### Goal of the exercise
Give back every record exactly as written.

BEGIN

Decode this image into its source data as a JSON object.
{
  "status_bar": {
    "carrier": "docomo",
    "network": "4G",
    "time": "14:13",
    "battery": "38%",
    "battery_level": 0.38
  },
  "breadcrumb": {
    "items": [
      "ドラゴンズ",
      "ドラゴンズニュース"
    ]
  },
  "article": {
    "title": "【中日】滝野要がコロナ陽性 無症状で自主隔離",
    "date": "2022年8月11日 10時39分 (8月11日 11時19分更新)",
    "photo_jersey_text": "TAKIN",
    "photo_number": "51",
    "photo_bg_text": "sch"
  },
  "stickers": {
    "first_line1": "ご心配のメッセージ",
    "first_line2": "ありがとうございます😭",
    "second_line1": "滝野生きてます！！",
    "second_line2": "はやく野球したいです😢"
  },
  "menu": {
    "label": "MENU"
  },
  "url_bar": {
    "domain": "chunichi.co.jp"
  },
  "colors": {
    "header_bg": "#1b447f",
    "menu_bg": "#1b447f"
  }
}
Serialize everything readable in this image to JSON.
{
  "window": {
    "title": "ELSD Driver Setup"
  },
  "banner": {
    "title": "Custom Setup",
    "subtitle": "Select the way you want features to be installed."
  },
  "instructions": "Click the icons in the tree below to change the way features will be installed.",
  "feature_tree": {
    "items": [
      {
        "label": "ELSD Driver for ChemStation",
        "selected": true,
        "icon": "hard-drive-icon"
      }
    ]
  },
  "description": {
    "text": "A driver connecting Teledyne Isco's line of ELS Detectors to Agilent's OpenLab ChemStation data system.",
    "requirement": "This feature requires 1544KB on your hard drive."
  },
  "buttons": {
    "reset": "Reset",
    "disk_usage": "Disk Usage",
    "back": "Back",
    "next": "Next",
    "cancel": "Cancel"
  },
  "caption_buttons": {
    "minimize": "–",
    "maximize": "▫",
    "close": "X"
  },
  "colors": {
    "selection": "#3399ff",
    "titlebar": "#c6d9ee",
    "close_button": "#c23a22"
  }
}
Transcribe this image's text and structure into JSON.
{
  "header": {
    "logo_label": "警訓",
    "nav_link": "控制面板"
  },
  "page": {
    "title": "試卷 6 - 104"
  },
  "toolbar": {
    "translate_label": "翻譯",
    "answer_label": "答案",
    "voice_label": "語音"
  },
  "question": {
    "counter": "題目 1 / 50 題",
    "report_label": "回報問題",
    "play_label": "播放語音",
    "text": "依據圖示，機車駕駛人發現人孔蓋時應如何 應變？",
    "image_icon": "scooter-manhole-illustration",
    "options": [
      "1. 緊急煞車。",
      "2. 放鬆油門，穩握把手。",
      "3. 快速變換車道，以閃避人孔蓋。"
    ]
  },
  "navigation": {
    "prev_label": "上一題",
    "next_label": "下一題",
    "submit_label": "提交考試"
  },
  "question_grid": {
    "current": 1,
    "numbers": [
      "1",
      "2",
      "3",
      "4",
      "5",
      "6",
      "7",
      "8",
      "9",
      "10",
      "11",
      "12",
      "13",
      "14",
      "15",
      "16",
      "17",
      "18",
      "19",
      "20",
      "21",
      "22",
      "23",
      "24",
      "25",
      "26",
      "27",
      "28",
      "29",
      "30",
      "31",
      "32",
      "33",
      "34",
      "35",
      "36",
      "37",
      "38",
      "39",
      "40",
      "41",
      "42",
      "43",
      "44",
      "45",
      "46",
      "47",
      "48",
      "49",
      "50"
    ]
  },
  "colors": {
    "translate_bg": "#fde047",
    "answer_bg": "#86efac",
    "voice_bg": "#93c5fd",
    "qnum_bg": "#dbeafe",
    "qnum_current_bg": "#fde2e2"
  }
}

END

### Output of the task
Decode this image into its source data as a JSON object.
{
  "status_bar": {
    "carrier": "docomo",
    "network": "4G",
    "time": "14:13",
    "battery": "38%",
    "battery_level": 0.38
  },
  "breadcrumb": {
    "items": [
      "ドラゴンズ",
      "ドラゴンズニュース"
    ]
  },
  "article": {
    "title": "【中日】滝野要がコロナ陽性 無症状で自主隔離",
    "date": "2022年8月11日 10時39分 (8月11日 11時19分更新)",
    "photo_jersey_text": "TAKIN",
    "photo_number": "51",
    "photo_bg_text": "sch"
  },
  "stickers": {
    "first_line1": "ご心配のメッセージ",
    "first_line2": "ありがとうございます😭",
    "second_line1": "滝野生きてます！！",
    "second_line2": "はやく野球したいです😢"
  },
  "menu": {
    "label": "MENU"
  },
  "url_bar": {
    "domain": "chunichi.co.jp"
  },
  "colors": {
    "header_bg": "#1b447f",
    "menu_bg": "#1b447f"
  }
}
Serialize everything readable in this image to JSON.
{
  "window": {
    "title": "ELSD Driver Setup"
  },
  "banner": {
    "title": "Custom Setup",
    "subtitle": "Select the way you want features to be installed."
  },
  "instructions": "Click the icons in the tree below to change the way features will be installed.",
  "feature_tree": {
    "items": [
      {
        "label": "ELSD Driver for ChemStation",
        "selected": true,
        "icon": "hard-drive-icon"
      }
    ]
  },
  "description": {
    "text": "A driver connecting Teledyne Isco's line of ELS Detectors to Agilent's OpenLab ChemStation data system.",
    "requirement": "This feature requires 1544KB on your hard drive."
  },
  "buttons": {
    "reset": "Reset",
    "disk_usage": "Disk Usage",
    "back": "Back",
    "next": "Next",
    "cancel": "Cancel"
  },
  "caption_buttons": {
    "minimize": "–",
    "maximize": "▫",
    "close": "X"
  },
  "colors": {
    "selection": "#3399ff",
    "titlebar": "#c6d9ee",
    "close_button": "#c23a22"
  }
}
Transcribe this image's text and structure into JSON.
{
  "header": {
    "logo_label": "警訓",
    "nav_link": "控制面板"
  },
  "page": {
    "title": "試卷 6 - 104"
  },
  "toolbar": {
    "translate_label": "翻譯",
    "answer_label": "答案",
    "voice_label": "語音"
  },
  "question": {
    "counter": "題目 1 / 50 題",
    "report_label": "回報問題",
    "play_label": "播放語音",
    "text": "依據圖示，機車駕駛人發現人孔蓋時應如何 應變？",
    "image_icon": "scooter-manhole-illustration",
    "options": [
      "1. 緊急煞車。",
      "2. 放鬆油門，穩握把手。",
      "3. 快速變換車道，以閃避人孔蓋。"
    ]
  },
  "navigation": {
    "prev_label": "上一題",
    "next_label": "下一題",
    "submit_label": "提交考試"
  },
  "question_grid": {
    "current": 1,
    "numbers": [
      "1",
      "2",
      "3",
      "4",
      "5",
      "6",
      "7",
      "8",
      "9",
      "10",
      "11",
      "12",
      "13",
      "14",
      "15",
      "16",
      "17",
      "18",
      "19",
      "20",
      "21",
      "22",
      "23",
      "24",
      "25",
      "26",
      "27",
      "28",
      "29",
      "30",
      "31",
      "32",
      "33",
      "34",
      "35",
      "36",
      "37",
      "38",
      "39",
      "40",
      "41",
      "42",
      "43",
      "44",
      "45",
      "46",
      "47",
      "48",
      "49",
      "50"
    ]
  },
  "colors": {
    "translate_bg": "#fde047",
    "answer_bg": "#86efac",
    "voice_bg": "#93c5fd",
    "qnum_bg": "#dbeafe",
    "qnum_current_bg": "#fde2e2"
  }
}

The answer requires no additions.